A defendant in a 2015 prison riot case will go to trial alone on Monday, after a judge ordered a competency evaluation for one of the other three men in the case.
During a lengthy hearing Tuesday, Juneau Superior Court Judge Philip Pallenberg dealt with a myriad of issues involving scheduling, primarily involving the questions raised regarding Christopher Davison’s mental competency to stand trial.
Davison was one of eight inmates originally charged with felony rioting and criminal mischief in connection with the incident on Oct, 5, 2015, which reportedly caused thousands of dollars in damage but no injuries at Lemon Creek Correctional Center. Four of those defendants have taken plea agreements, including Tommie Snyder earlier on Tuesday.
Pallenberg noted that after a hearing on Monday that included observations from Davison’s counsel in several other cases, he was ordering a competency evaluation for Davison against the defendant’s wishes. It was not clear why Davison’s competency was questioned because that hearing was held in chambers. A status hearing was set for Sept. 28.
Because Davison would not be able to go to trial on July 31 as scheduled, two other defendants — Dalton Nierstheimer and Jordan Oldham — agreed to postpone their trial, which has been rescheduled for Oct. 30. They will return to court on Oct. 23 for a pre-trial hearing.

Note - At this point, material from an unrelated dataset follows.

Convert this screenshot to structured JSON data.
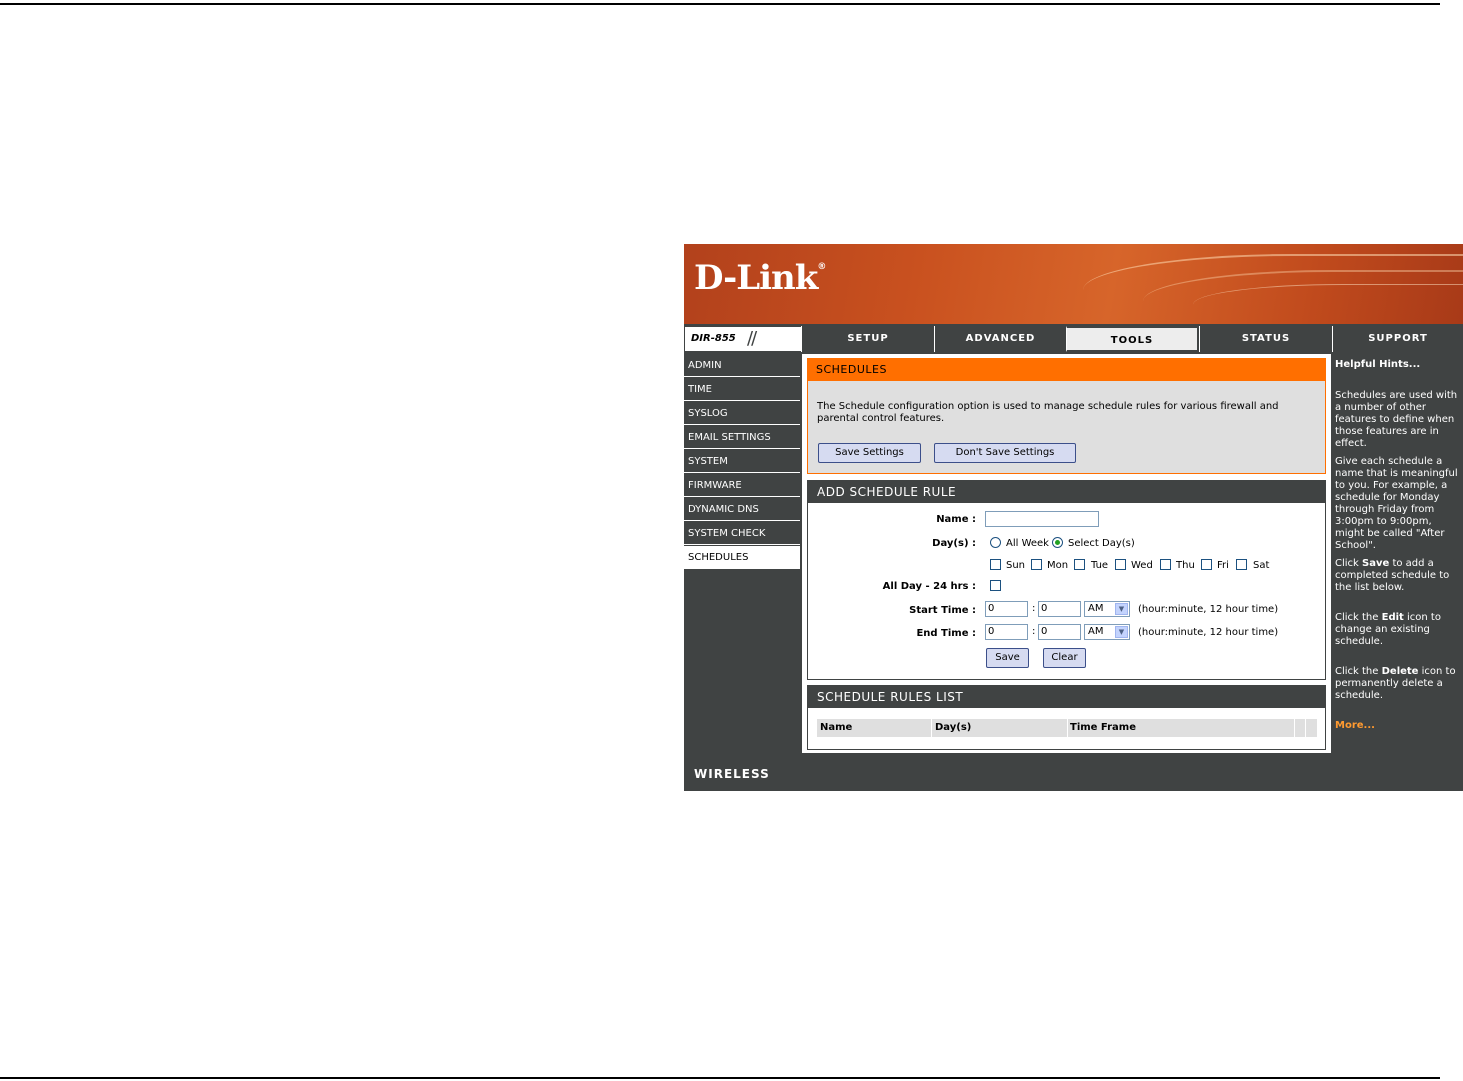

Davison is not “technically” on the calendar for that Oct. 30 trial date, but would likely also stand trial on that date if he is deemed mentally competent.
Justin F. Thomerson, meanwhile, was adamant that he wanted to proceed to trial, and as of the end of the day Thursday, no requests for a hearing to postpone appeared on the court calendar. Jury selection in his case begins at 8:30 a.m. on Monday.
Besides Snyder, three other inmates — Shawn Buck, Rodney Willis and Jose A. Munoz — have taken plea agreements in connection with the riot, which reportedly was sparked by changes to the phone system used by inmates that caused a jump in billing rates. On the night of Oct. 5, 2015, calls were abruptly stopped, and inmates became agitated by the fact that they would be paying for those disrupted calls.
In E dorm, inmates covered cameras and uprooted a table bolted to the dorm’s concrete floor. The table was wedged against the door into the dorm, and a window into the dorm was broken. Bathroom partitions and bunk mattresses were ripped from their places and shoved against the broken window in an unsuccessful attempt to prevent corrections officers from flooding the dorm with pepper spray through the resulting hole.
No one was injured in the riot, but Department of Corrections spokeswoman Sherrie Daigle said that visitation had been shut down after the incident and preliminary estimates measure the damage in the thousands of dollars.
Department of Corrections spokesman Corey Allen-Young confirmed the phone system still is being used at LCCC.
Contact reporter Liz Kellar at 523-2246 or firstname.lastname@example.org.